“While we respect the reasons for this decision – to protect our clients and their confidentiality – the net outcome is a review that does not include the essential input of a key audience that uses our services and interacts with our staff every day,” states the response.
In the response, PASS states they agree with the need for expanded mental health support services in Port Alberni and that they would welcome the opportunity for additional mental health training for staff.
Touching on their complaints and appeal processes for when they need to restrict access to their low-barrier shelter, PASS’s response states they are recommitting to improve efforts to raise awareness about complaints and appeals and how they’re addressed.

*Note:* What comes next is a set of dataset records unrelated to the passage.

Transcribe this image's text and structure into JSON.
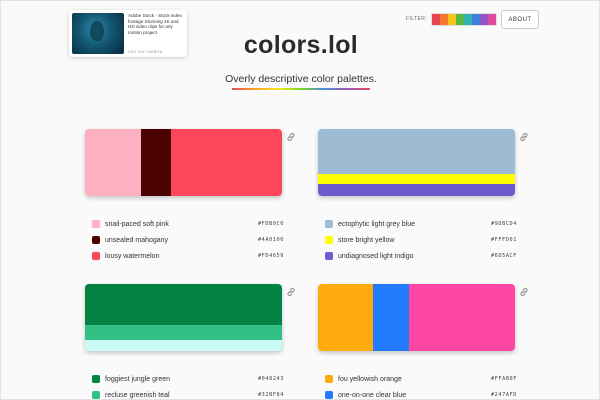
{
  "ad": {
    "text": "Adobe Stock - Stock video footage.Stunning 4K and HD video clips for any motion project",
    "via": "ADS VIA CARBON"
  },
  "filter": {
    "label": "FILTER:",
    "colors": [
      "#e8434f",
      "#f47a33",
      "#f5c518",
      "#59b947",
      "#2fb3b0",
      "#3d7fd9",
      "#8e56c7",
      "#e0479e"
    ]
  },
  "about_label": "ABOUT",
  "title": "colors.lol",
  "subtitle": "Overly descriptive color palettes.",
  "palettes": [
    {
      "layout": "vertical",
      "colors": [
        {
          "name": "snail-paced soft pink",
          "hex": "#FDB0C0"
        },
        {
          "name": "unsealed mahogany",
          "hex": "#4A0100"
        },
        {
          "name": "lousy watermelon",
          "hex": "#FD4659"
        }
      ]
    },
    {
      "layout": "horizontal",
      "colors": [
        {
          "name": "ectophytic light grey blue",
          "hex": "#9DBCD4"
        },
        {
          "name": "store bright yellow",
          "hex": "#FFFD01"
        },
        {
          "name": "undiagnosed light indigo",
          "hex": "#6D5ACF"
        }
      ]
    },
    {
      "layout": "horizontal",
      "colors": [
        {
          "name": "foggiest jungle green",
          "hex": "#048243"
        },
        {
          "name": "recluse greenish teal",
          "hex": "#32BF84"
        },
        {
          "name": "",
          "hex": "#C9FBF4"
        }
      ]
    },
    {
      "layout": "vertical",
      "colors": [
        {
          "name": "fou yellowish orange",
          "hex": "#FFAB0F"
        },
        {
          "name": "one-on-one clear blue",
          "hex": "#247AFD"
        },
        {
          "name": "",
          "hex": "#FE46A5"
        }
      ]
    }
  ]
}
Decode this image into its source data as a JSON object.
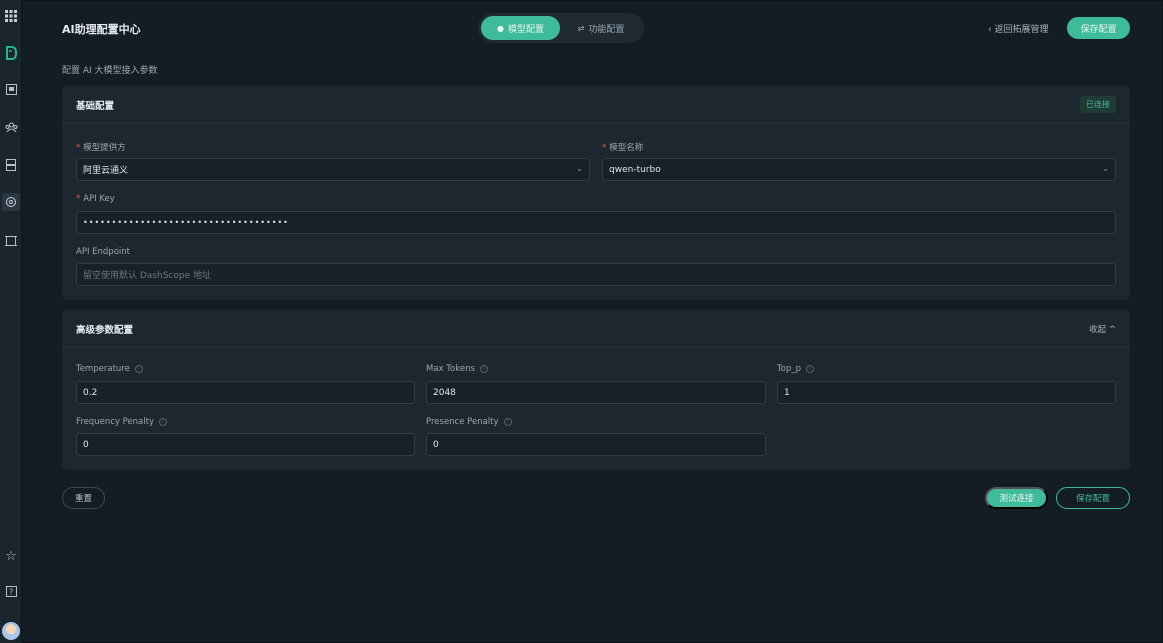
{
  "header": {
    "title": "AI助理配置中心",
    "tabs": [
      {
        "label": "模型配置",
        "active": true
      },
      {
        "label": "功能配置",
        "active": false
      }
    ],
    "back_label": "返回拓展管理",
    "save_label": "保存配置"
  },
  "subtitle": "配置 AI 大模型接入参数",
  "basic": {
    "title": "基础配置",
    "status": "已连接",
    "provider_label": "模型提供方",
    "provider_value": "阿里云通义",
    "model_label": "模型名称",
    "model_value": "qwen-turbo",
    "apikey_label": "API Key",
    "apikey_value": "••••••••••••••••••••••••••••••••••••",
    "endpoint_label": "API Endpoint",
    "endpoint_placeholder": "留空使用默认 DashScope 地址"
  },
  "advanced": {
    "title": "高级参数配置",
    "collapse_label": "收起 ^",
    "temperature_label": "Temperature",
    "temperature_value": "0.2",
    "max_tokens_label": "Max Tokens",
    "max_tokens_value": "2048",
    "top_p_label": "Top_p",
    "top_p_value": "1",
    "freq_label": "Frequency Penalty",
    "freq_value": "0",
    "pres_label": "Presence Penalty",
    "pres_value": "0"
  },
  "footer": {
    "reset_label": "重置",
    "test_label": "测试连接",
    "save_label": "保存配置"
  },
  "rail_icons": [
    "apps-grid-icon",
    "brand-logo-icon",
    "dashboard-icon",
    "team-icon",
    "server-icon",
    "settings-icon",
    "extension-icon",
    "star-icon",
    "help-icon"
  ],
  "colors": {
    "accent": "#3dbb9a",
    "background": "#151d24",
    "card": "#1d272f",
    "required": "#e0584c"
  }
}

PASS estimates close to 19 per cent of their regular clients at the shelter are Indigenous and they disclosed they have Indigenous individuals on both their board of directors and staff.
“We’d be happy to discuss with the Nuu-chah-nulth Tribal Council (NTC) and other Indigenous service providers in the community how to create a more culturally supportive and safe environment for our Indigenous clients,” states PASS’s response.
The society believes the consultant’s report doesn’t sufficiently acknowledge the impact that COVID-19 and public health/physical distancing measures have had on how PASS has been able to provide service over the past year.
“We had plans for an organizational review and strategic planning session in 2020, which was postponed due to the crisis presented by COVID-19 pandemic,” the society said. “We acknowledge that the pandemic has delayed our board training, strategic planning and team-building opportunities, and we are looking forward to restarting this process as COVID-19 restrictions are eased.”
In addition, PASS says a successorship plan for the board and senior management is currently being developed.
“We acknowledge that these plans need to be documented in writing and approved by the board of directors, per best practice for non-profit organizations. PASS commits to do this in 2021.”
Graham Hughes, advocate and original protester to call for an investigation into the shelter society, said in a press release he’s grateful to the City of Port Alberni for requesting that an investigation occur.
Hughes said the 10 recommendations and action items show that his, and other protester’s concerns, were true and justified and he applauds BC Housing for accepting and implementing these recommendations.
Hughes added that BC Housing’s executive summary of the report caused concern by their “omission of their own negligence in oversight of the multi-million-dollar funded programs run by PASS.”
Hughes alleges his sister lost her life due to neglect on the part of PASS and their operations, under BC Housing funding, which was the reason he began a protest last year.
“The accusations which lead to our protest were not just of simple casual misconduct,” Hughes said. “Many of the accusations that have been made against PASS are criminal in nature, and need to be investigated with the sensitivity and diligence criminal acts should be.”
In addition to the action items and recommendations already in place, Hughes is calling on BC Housing to add one more: an end to the wet weather bed model.
“If we want to see lives saved, any bed in our community that can be funded for shelter – should be,” Hughes said. “There is currently a housing crisis, an overdose crisis and a plague. To continue a model where we provide refuge to our most vulnerable from those things only if it’s raining is illogical, and inhumane.”